For a number of years, the definition of an independent contractor under workers comp in MA has been governed by a 2008 directive from the Attorney General. Under the directive, there is a simple, three pronged test for independence: the individual must: (1) Be free from control of the Employer (2) Provide services outside the usual course of the employer's business (3) Be engaged in an independent trade, occupation, profession or business. The advisory does not go into detail on these criteria, but all three must be met. The burden of proof is clearly on the GC/employer to demonstrate that any independent contractors meet the three criteria. The way people are paid (e.g.via 1099s) is not to be considered. If the employer cannot prove the independence of their contractors, they become employees for the purposes of workers comp.
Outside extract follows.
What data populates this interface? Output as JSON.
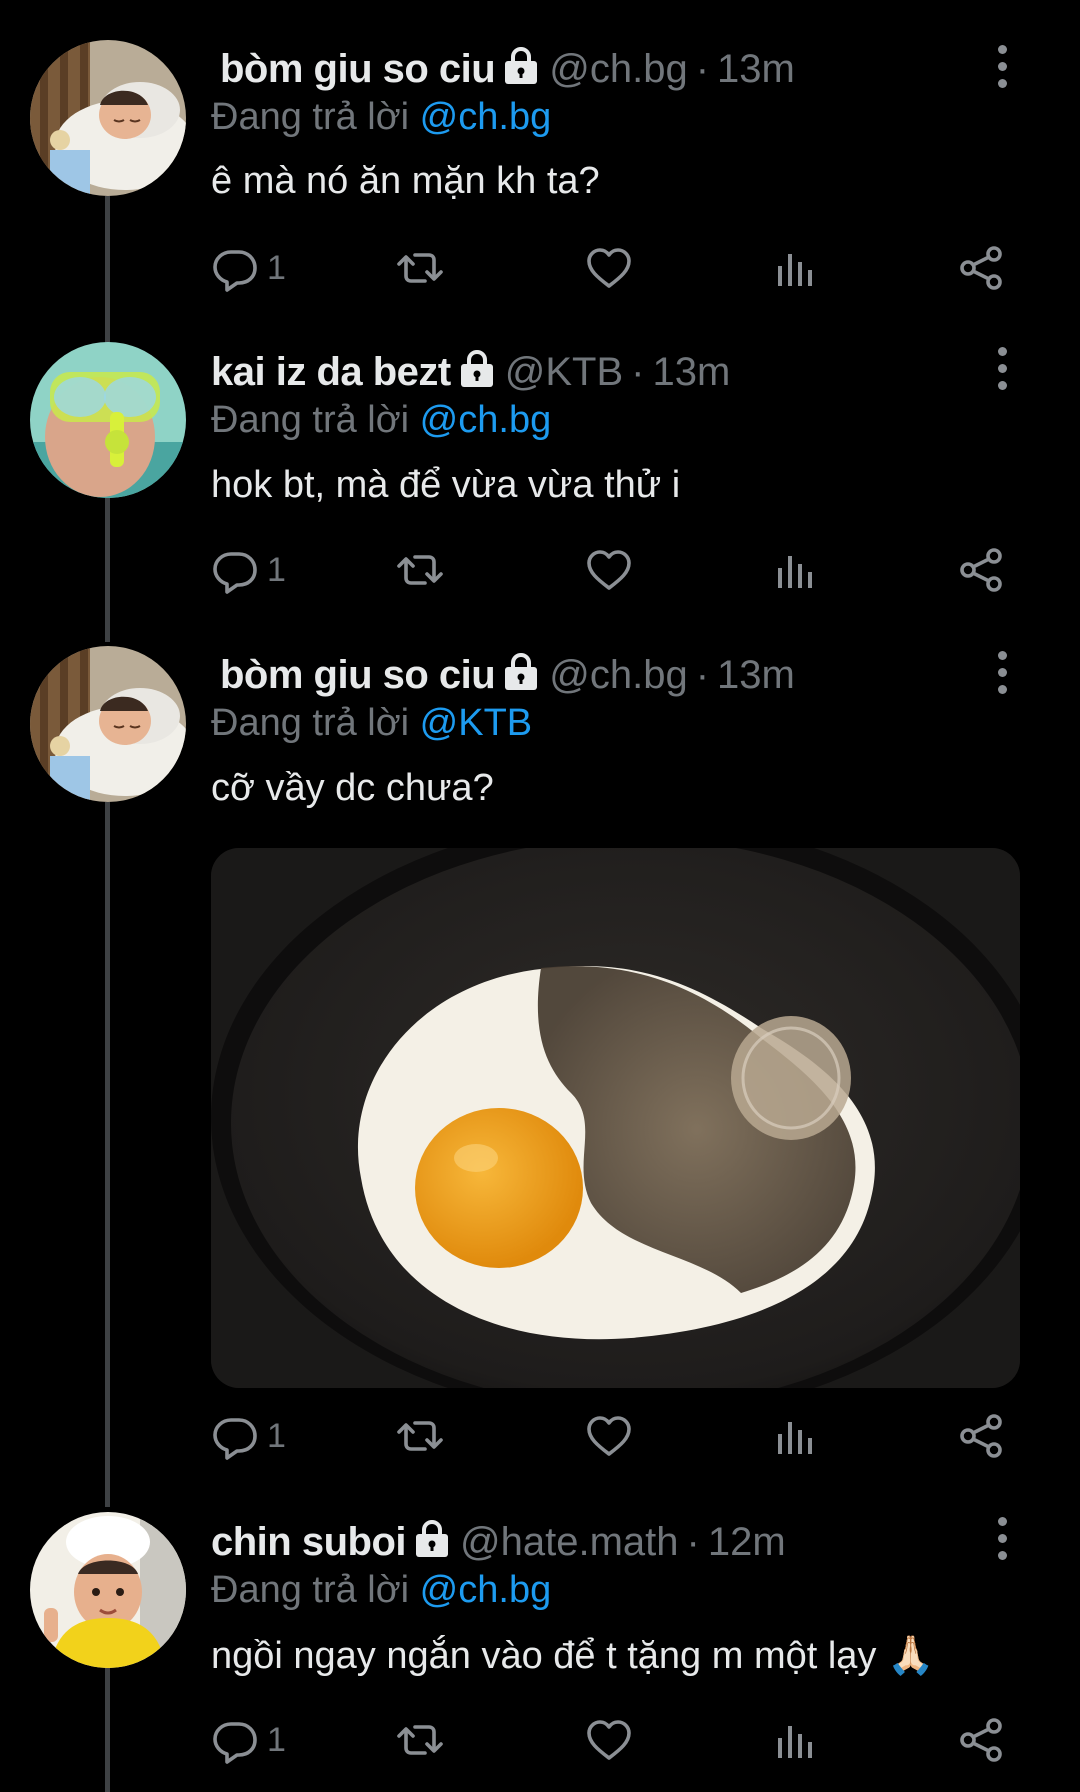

Under the AG's stringent rules, insurance auditors have routinely added the payrolls of sole proprietor/independent contractors to the employer's workers compensation premium calculation. Well, folks, those days appear to be over.
Camargo Ruling Changes the Game
The MA Supreme Judicial Court recently issued the Camargo ruling, which has profound implications for the workers comp system. In a word, the ruling renders the Attorney General's 2008 Advisory irrelevant when determining whether, for the purposes of workers comp, a person is an employee or an independent contractor. Instead of a three-pronged criteria, there are now twelve prongs, derived from rulings in two comp cases,"MacTavish-Whitman." The MacTavish-Whitman criteria are less rigid and more nuanced than the AG's advisory. While there is significant overlap, there are a few new prongs:
- the skill required in the particular occupation
- the length of time for which the person is employed
- the tax treatment applied to payment (1099s do matter)
- the right of the insured to terminate the relationship without liability
Most important for insurance audit purposes, the burden of proof has been reversed: instead of the employer proving a sole proprietor/independent contractor is not an employee, sole proprietor/independent contractors must prove that they are employees. Absent a catastrophic loss, sole proprietors generally have no interest in trying to prove that they are employees; they take pride in their independence. In my reading, reversal of the burden of proof (as outlined in Judge Gants's concurrence) may well end the practice of adding 1099 billings to the employer's payrolls.
We await guidance from the Commonwealth on the practical implications of this new ruling, including the loaded key question: whether or not this ruling is retroactive.
All of which proves, yet again, that workers compensation is by far the most interesting line of insurance.
Senior Workers Compensation Consultant